Punch and Judy
But she suspects this is in spite of raucousness in the Commons chamber rather than because of it.
In fact, she attributes the change to the increased profile and effectiveness of select committees in recent years - where the atmosphere of forensic investigation is radically different from the crucible of the Commons.
"One of the dangers for MPs," she warns, "is that because of the theatrical element [of Commons debate], they think the public are laughing with them but all too often the public are laughing at them."
If the public is conflicted on the subject, it's fair to say that some notable politicians - over the passage of time - have been too.
Prime Minister David Cameron promised, during his 2005 campaign to become Tory leader, to bring an end to "Punch and Judy politics".
But in 2011 he admitted: "I will absolutely hold up my hand... and say you're quite right, this is a promise I have not been able to deliver - I 'fess up to you if you like."
He's not the only one to have altered his stance.
Mr Pound remembers a former political rival who was "exceptionally badly behaved" during the 1997-2001 Parliament.
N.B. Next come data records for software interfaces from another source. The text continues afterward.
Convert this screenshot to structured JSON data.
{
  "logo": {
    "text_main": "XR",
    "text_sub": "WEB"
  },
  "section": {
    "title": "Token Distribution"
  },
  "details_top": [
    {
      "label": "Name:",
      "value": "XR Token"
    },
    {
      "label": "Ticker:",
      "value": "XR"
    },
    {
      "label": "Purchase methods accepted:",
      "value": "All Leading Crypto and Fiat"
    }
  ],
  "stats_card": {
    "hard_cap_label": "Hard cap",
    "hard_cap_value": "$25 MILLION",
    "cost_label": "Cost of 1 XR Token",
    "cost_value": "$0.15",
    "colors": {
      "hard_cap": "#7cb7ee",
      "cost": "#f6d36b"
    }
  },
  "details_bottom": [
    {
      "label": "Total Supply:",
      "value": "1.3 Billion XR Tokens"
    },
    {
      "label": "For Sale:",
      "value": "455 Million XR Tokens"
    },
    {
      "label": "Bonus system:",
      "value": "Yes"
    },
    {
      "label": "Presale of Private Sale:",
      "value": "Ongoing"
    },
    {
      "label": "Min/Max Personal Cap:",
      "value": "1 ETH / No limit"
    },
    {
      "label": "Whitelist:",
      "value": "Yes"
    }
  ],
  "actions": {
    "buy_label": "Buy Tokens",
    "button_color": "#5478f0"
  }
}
He was described by contemporary sketchwriters as "one of the Tories' most notorious hooligans", as "the Tories' very own rottweiler", and accused by reporters of "bellowing" at Labour MPs on several occasions.
In 2001, he was forced by Speaker Michael Martin to withdraw the "unparliamentary" epithet "con man!", which he had directed towards the then Chancellor Gordon Brown.
His name? John Bercow.
At that time, the Speaker conceded in 2010, his behaviour had been "spectacularly bad. Not just bad, but bad on an industrial scale."